Gee’s Bend is a peninsula jutting into the slow-flowing Alabama River, and it is the home of a small, remote community whose women have exhibited their quilts in the Whitney Museum in New York, the Corcoran Gallery in Washington, D.C., and the Museum of Fine Arts in Houston. Ellen chose this group of women to help make a quilt out of people’s work clothes.
The first step was to get people to submit work clothes for the project. Ellen began calling representatives from more than 200 professions on a list that one of AMP’s interns helped create. Most people were not only receptive to the idea of sending something but thrilled to be selected. Nearly every stamped return envelope came back, not only with clothes but also letters and pictures of people at work.

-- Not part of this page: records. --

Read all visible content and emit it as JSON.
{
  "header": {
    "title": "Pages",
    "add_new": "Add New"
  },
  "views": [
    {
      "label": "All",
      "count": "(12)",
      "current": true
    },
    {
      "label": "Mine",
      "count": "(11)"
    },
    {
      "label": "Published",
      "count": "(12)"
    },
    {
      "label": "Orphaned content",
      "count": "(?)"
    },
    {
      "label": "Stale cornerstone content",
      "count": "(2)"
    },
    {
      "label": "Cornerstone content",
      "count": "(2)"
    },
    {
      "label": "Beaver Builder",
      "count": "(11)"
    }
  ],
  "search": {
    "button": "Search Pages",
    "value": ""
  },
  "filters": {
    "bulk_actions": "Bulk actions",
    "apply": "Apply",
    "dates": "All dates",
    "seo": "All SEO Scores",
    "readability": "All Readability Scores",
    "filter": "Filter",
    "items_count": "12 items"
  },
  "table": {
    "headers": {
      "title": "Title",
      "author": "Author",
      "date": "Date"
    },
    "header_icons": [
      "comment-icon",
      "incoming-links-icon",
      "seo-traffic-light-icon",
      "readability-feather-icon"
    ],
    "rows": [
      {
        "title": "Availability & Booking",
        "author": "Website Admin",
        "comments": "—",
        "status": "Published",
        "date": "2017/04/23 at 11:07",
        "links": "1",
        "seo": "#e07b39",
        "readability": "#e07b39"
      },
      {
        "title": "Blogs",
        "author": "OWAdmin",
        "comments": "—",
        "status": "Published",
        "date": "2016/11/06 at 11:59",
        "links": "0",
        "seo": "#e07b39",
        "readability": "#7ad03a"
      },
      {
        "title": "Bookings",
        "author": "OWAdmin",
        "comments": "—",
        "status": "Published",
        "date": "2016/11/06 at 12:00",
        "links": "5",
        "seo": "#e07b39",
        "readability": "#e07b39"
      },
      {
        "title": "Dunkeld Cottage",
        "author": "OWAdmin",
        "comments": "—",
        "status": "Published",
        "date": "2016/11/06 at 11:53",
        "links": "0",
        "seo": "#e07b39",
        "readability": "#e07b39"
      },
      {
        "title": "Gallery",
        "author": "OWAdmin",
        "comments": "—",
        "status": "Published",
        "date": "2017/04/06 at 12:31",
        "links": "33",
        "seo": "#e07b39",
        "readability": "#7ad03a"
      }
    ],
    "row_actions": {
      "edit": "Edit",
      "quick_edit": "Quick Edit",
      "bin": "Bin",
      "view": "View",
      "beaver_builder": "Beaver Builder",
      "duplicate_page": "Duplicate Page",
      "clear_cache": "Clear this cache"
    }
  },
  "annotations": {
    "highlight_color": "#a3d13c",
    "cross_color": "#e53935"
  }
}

Doris Eaton Travis—one of four living Ziegfield girls, who was celebrating her 100th birthday—sent a scarf with people dancing around the border. Howie Mayer, retired after 42 years on the Aspen Ski Patrol, sent his parka. AMP received a flight suit from Colonel Alton Whitley, first pilot of the stealth bomber. Submissions also came from Oscar Moreno, owner of a valet-parking business in Los Angeles, and “Mr. Fireplace,” a chimneysweep in New Hampshire. Even Mohammad Ali contributed to the project by sending an autographed pair of his Everlast boxing trunks.
In mid-May, Ellen brought the clothes to Gee’s Bend, and 39 women used everything from embroidery thread to fishing line to sew the pieces together in two days, in close to 100-degree heat. Multiple generations worked together, singing gospel songs and telling stories as they created the 14’ x 28’ quilt that will hang in AMP’s visitors center.